Thalassemia ( Alpha-thalassemia, Beta-thalassemia, Cooley’s anemia, Mediterranean anemia, Hemolytic anemia, Sickle cell disease) is an inherited disordering in which the body makes an abnormal form of hemoglobin, the protein in red blood cells that carry oxygen. The low hemoglobin and fewer RBCs of thalassemia may cause anemia leaving you fatigued.
Thalassemia is caused by mutations in the DNA of the cells that make hemoglobin. Hemoglobin is made of two proteins, alpha globin and beta globin. There are two main types of thalassemia:
Alpha Thalassemia: occurs when a gene or genes related to the alpha globin protein are missing or changed (mutated). It occurs in persons from southeast Asia, the middle East, China and those of African descent.
Beta thalassemia: occurs when similar gene defects affect production of the beta globin protein. It occurs in persons of Mediterranean origin and to lesser extent Chinese, Asians and African Americans.
Both alpha and beta thalassemia include two forms:
Thalassemia major: You must inherit the defective gene from both parents.
Thalassemia minor: It occurs if you receive the defective gene from only one parent. Persons with this form are carriers and usually have no symptoms.
Signs and symptoms of thalassemia include:
Fatigue
Weakness
Shortness of breath
Pale skin
Irritability
Facial bone deformities
Slow growth
Abdominal swelling
Dark urine
Most children with moderate to severe thalassemia show sign and symptoms within their first two years of life. A blood test can confirm a diagnosis and may reveal:
Smaller RBCs
Pale RBCs
RBCs that vary in size and shape
RBCs with bull’s-eye appearance under a microscope
Measure amount of Iron in blood
A DNA analysis to diagnose the disease and determine if a person is a carrier
Treatment for thalassemia depends on which type you have and how severe it is.
Mild thalassemia: Little, if any, treatment is needed. Occasionally, you may need a blood transfusion, particularly after surgery, after having a baby or to help manage thalassemia complications.
Moderate to Severe thalassemia: Blood transfusions every few weeks may be required and medication to get rid of extra iron build up in the blood which can damage the heart. Also a bone marrow transplant may be used in severe selected cases.
Possible complications of thalassemia include:
Iron overload
Increase risk for infections
Bone deformities
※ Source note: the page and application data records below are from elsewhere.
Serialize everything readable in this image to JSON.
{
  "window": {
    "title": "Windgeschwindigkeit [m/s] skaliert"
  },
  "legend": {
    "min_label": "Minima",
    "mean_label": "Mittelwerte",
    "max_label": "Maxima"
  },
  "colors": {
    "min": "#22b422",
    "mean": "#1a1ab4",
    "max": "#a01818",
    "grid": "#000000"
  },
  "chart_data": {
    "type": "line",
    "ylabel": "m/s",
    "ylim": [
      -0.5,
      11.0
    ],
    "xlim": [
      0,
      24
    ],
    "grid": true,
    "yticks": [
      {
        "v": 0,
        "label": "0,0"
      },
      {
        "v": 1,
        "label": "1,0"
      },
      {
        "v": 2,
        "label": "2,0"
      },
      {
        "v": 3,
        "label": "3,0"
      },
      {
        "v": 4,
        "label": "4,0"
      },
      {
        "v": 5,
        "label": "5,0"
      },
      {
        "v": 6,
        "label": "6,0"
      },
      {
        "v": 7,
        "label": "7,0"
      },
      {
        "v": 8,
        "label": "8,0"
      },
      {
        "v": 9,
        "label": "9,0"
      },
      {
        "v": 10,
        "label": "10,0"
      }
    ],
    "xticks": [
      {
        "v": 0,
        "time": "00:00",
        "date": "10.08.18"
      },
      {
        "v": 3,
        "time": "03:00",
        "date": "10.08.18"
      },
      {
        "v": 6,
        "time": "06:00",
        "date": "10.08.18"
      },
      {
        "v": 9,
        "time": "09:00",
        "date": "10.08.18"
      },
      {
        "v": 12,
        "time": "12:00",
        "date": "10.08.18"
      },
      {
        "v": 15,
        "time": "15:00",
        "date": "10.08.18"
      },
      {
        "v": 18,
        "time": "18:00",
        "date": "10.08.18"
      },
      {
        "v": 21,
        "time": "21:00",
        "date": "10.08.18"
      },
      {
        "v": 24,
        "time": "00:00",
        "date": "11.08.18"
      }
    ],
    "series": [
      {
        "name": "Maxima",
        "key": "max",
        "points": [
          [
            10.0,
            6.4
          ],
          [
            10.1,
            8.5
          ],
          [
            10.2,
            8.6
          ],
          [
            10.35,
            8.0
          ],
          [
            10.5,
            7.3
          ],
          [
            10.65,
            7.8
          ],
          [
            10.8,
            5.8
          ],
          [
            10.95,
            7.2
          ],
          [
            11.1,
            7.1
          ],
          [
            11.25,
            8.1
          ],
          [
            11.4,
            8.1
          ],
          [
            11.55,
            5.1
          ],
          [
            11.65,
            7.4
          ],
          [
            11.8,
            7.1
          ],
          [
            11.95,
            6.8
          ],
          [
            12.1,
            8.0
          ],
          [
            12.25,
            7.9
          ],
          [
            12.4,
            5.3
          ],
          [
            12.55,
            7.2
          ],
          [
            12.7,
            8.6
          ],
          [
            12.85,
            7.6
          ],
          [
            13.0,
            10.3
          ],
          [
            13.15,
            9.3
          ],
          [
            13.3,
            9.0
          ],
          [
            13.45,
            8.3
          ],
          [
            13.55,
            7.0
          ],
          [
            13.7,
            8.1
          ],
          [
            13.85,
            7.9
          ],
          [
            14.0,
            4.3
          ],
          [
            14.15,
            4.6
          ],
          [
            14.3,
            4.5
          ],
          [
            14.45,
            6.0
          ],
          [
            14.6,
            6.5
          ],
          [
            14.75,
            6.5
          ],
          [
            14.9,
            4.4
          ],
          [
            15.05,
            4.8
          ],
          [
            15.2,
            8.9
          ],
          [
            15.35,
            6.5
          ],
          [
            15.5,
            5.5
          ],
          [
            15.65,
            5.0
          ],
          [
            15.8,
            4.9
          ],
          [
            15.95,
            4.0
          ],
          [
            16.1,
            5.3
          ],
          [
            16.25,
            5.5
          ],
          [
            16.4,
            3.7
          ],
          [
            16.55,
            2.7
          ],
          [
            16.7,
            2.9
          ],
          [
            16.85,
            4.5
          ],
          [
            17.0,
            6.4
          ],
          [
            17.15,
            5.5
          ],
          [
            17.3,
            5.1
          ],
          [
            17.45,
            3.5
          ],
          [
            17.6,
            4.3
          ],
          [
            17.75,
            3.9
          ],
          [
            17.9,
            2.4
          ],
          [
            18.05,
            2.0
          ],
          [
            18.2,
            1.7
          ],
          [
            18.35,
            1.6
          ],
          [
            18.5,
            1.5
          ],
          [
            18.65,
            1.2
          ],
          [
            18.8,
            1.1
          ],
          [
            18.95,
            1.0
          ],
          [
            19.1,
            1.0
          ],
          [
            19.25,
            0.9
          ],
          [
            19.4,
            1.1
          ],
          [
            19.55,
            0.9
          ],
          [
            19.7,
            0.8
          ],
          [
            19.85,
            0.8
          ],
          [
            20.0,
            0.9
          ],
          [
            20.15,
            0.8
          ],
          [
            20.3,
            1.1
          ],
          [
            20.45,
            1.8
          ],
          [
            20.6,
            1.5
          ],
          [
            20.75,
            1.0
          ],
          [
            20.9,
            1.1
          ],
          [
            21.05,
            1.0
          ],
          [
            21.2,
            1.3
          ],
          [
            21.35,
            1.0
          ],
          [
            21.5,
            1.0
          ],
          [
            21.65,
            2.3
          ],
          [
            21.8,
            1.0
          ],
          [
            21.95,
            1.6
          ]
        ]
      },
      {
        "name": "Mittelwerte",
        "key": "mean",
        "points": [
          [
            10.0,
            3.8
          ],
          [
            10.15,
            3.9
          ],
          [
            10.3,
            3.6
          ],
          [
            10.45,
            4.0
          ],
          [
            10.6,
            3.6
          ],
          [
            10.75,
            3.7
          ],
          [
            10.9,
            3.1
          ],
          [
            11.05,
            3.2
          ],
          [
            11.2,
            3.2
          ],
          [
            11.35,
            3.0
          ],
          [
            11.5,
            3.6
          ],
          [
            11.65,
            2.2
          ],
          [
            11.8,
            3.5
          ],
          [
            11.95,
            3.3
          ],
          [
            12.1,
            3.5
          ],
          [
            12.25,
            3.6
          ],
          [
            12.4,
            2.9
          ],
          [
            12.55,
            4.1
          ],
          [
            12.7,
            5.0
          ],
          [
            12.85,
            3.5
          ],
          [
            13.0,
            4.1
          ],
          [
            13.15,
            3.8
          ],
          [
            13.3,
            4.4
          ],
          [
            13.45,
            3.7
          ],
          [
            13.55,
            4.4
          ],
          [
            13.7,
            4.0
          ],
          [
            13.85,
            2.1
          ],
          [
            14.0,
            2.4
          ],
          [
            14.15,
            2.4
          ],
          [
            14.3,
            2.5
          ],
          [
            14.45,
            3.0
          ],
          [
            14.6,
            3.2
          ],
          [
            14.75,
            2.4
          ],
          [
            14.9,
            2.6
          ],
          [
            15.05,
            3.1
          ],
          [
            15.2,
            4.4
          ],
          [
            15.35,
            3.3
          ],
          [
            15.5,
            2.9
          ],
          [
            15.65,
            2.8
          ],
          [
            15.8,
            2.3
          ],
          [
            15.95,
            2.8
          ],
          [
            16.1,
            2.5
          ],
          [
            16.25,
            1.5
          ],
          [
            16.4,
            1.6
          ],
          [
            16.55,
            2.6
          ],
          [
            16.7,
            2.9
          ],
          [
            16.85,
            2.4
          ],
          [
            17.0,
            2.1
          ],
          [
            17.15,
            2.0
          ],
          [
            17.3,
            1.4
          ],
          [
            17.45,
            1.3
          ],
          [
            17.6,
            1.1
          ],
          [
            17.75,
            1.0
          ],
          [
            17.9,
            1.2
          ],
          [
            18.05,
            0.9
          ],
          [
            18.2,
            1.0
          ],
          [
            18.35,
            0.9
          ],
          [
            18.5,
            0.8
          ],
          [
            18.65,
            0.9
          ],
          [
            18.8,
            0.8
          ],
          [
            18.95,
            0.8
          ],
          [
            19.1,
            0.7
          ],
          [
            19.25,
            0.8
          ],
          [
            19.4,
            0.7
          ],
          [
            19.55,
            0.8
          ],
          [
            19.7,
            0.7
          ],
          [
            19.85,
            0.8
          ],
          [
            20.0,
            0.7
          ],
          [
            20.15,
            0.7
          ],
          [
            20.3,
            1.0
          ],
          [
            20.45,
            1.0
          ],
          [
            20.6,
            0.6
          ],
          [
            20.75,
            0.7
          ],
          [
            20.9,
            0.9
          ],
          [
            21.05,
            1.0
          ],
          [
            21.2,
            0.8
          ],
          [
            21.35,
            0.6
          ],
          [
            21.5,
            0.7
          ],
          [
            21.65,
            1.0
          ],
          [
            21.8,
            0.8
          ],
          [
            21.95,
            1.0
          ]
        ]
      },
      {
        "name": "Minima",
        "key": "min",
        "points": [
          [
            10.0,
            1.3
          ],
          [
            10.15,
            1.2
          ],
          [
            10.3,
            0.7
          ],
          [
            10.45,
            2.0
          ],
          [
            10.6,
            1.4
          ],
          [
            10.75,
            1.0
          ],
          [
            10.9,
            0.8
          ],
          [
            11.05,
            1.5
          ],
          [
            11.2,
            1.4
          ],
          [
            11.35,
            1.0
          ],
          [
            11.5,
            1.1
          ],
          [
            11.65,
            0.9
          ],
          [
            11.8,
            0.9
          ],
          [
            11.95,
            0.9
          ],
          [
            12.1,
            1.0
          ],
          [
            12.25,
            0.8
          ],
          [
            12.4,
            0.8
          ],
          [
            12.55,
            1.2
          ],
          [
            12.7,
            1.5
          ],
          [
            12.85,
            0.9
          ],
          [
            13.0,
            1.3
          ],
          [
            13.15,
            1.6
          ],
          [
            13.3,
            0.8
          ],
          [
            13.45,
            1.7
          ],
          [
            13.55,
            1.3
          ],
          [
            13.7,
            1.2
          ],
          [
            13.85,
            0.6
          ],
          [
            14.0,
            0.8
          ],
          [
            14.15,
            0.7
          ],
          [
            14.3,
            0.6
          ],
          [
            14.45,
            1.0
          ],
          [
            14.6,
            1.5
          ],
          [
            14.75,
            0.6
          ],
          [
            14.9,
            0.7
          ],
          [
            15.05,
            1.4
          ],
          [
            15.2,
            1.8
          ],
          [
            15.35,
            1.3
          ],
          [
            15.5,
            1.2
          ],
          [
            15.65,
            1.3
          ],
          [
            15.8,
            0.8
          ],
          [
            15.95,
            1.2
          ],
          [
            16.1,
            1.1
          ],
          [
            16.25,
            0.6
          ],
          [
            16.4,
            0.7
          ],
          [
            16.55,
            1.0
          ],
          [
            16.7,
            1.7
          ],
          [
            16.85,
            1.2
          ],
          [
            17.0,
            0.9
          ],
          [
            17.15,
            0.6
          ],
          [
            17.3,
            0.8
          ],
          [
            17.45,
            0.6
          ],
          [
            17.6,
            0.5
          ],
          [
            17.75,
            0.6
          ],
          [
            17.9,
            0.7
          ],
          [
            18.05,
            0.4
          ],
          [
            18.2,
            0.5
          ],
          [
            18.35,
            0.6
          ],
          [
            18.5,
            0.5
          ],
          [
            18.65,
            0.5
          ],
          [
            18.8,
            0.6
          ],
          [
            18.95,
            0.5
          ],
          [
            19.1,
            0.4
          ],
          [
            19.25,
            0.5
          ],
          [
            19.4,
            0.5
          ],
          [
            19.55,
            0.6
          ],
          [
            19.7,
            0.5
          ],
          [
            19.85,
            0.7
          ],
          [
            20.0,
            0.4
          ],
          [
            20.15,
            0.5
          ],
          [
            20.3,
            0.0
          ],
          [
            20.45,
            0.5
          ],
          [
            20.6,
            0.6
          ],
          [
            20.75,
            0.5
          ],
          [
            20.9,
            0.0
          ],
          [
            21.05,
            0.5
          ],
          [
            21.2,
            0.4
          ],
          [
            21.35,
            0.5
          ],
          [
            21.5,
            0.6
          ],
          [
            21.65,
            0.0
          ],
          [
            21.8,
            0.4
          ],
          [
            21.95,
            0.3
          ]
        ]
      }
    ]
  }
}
Enlarged spleen (splenomegaly)
Slowed growth rates
Heart problems
In most cases, thalassemia can’t be prevented. However, prenatal testing before the baby is born can diagnose and determine how severe it is.…